Tesco, a British multinational grocery, wants all its suppliers of fresh meat, dairy, and produce to meet sustainability requirements, including those from New Zealand.
This announcement may push New Zealand farmers to embrace the government’s climate targets, particularly its goal to reduce agricultural emissions.
Tesco announced that its supply chain must be net-zero by 2050, and starting from 2025 to 2030, 100% of all its sourced fresh products, including meat and dairy, will be environmentally accredited (Uys, 2022).
Uys (2022) says:
- Tesco’s sustainable agriculture manager Alice Ritchie says that half of the supermarket’s emissions if from farming. Because it buys produce from New Zealand, a huge chunk of its emissions is generated there.
- The British grocery has more than 2300 stores across Europe and Asia. Tesco is a major buyer of New Zealand meat products.
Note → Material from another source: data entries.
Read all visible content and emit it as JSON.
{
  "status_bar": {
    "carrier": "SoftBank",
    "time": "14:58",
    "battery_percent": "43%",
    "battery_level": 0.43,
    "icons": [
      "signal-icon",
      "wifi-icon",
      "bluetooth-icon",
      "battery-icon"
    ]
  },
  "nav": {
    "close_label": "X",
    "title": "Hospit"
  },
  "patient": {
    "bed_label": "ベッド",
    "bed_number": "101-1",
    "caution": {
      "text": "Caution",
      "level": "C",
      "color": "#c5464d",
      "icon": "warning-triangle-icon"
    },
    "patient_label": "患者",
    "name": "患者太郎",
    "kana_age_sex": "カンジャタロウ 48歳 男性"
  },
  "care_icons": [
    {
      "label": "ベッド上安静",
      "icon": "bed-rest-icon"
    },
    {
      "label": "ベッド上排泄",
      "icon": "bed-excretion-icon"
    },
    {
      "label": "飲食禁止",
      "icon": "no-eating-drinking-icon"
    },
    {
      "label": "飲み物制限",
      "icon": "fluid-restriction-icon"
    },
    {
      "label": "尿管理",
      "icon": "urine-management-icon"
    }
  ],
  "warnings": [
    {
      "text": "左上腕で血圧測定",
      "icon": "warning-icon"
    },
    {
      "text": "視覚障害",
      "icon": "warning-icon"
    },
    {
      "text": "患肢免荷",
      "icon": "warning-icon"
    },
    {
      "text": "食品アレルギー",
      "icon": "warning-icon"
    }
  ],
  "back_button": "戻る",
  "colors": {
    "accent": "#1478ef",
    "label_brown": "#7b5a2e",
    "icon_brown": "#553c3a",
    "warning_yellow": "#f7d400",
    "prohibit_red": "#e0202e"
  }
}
In 2022, the grocery chain bought 36,340 tonnes of sheep meat valued at $521 million.
- Ritchie recognised New Zealand’s sustainability programs and the recent introduction of an agriculture tax for farmers.
- “For us, it’s important what happens in New Zealand and how it feeds into our wider reduction plans,” Ritchie says.
- New Zealand already has several climate policies and programs to reduce carbon emissions in all sectors, including agriculture, which accounts for nearly half of the country’s gross GHG emissions.
In May 2022, the government released its first Emissions Reduction Plan describing how New Zealand will meet its net zero targets by 2050.
In 2019, the government also decided to put a price on agricultural emissions from 2025 to help meet its emissions reduction goals: to reduce methane emissions by 10% below 2017 levels by 2030 and by 24 – 47% by 2050. And minimise nitrous oxide and carbon emissions to net zero by 2050.
Through the He Waka Eke Noa – Primary Sector Climate Action Partnership, New Zealand farmers are equipped to know how to calculate their farm’s agricultural emissions, and once they have the information on their emissions, they can then identify opportunities and actions to help them manage and reduce their emissions.
New Zealand’s proposed agriculture tax, which sees farmers pay for their emissions from 2025, will be signed off by Cabinet in early 2023. Farmers will then start paying a levy once a year or every three years.
The scheme was designed in 2019 to answer calls from the sector to have a farmgate emissions pricing system separate from the country’s Emissions Trading Scheme (ETS).
Farmers were set to be folded into the ETS if no progress was made on farmgate pricing. But under the current proposal, failure to implement the emissions levy will mean that the emissions price will be charged to importers and manufacturers based on the number of their imports.
This announcement from Tesco could serve as a warning and incentive to New Zealand farmers to embrace the sustainability standards of their biggest markets and comply with the government’s climate targets.
New Zealand Prime Minister Jacinda Ardern says that the proposal put New Zealand farmers as the first in the world to reduce agricultural tax agriculture which would give the country’s biggest export market (worth $46.4bn a year) a competitive advantage globally while putting the country on track to meet its 2030 methane reduction target.
Uys, G. (2022, December 19). Tesco’s warning to New Zealand farmers. Stuff. Retrieved from https://www.stuff.co.nz/business/farming/130784599/tescos-warning-to-new-zealand-farmers
Malpass, L. & Whyte, A. (2022, October 11). NZ farmers set to pay for emissions by 2025 in world-first climate plan. Stuff. Retrieved from https://www.stuff.co.nz/national/politics/130126891/nz-farmers-set-to-pay-for-emissions-by-2025-in-worldfirst-climate-plan
Recommendations for pricing agricultural emissions Report to Ministers. (2022 May 31). He Waka Eke Noa Primary Sector Climate Action Partnership. Retrieved from https://hewakaekenoa.nz/wp-content/uploads/2022/06/FINAL-He-Waka-Eke-Noa-Recommendations-Report.pdf
Corlett, E. (2022 October 11). New Zealand farmers may pay for greenhouse gas emissions under world-first plans. The Guardian. Retrieved from https://www.theguardian.com/world/2022/oct/11/new-zealand-farmers-may-pay-for-greenhouse-gas-emissions-under-world-first-plans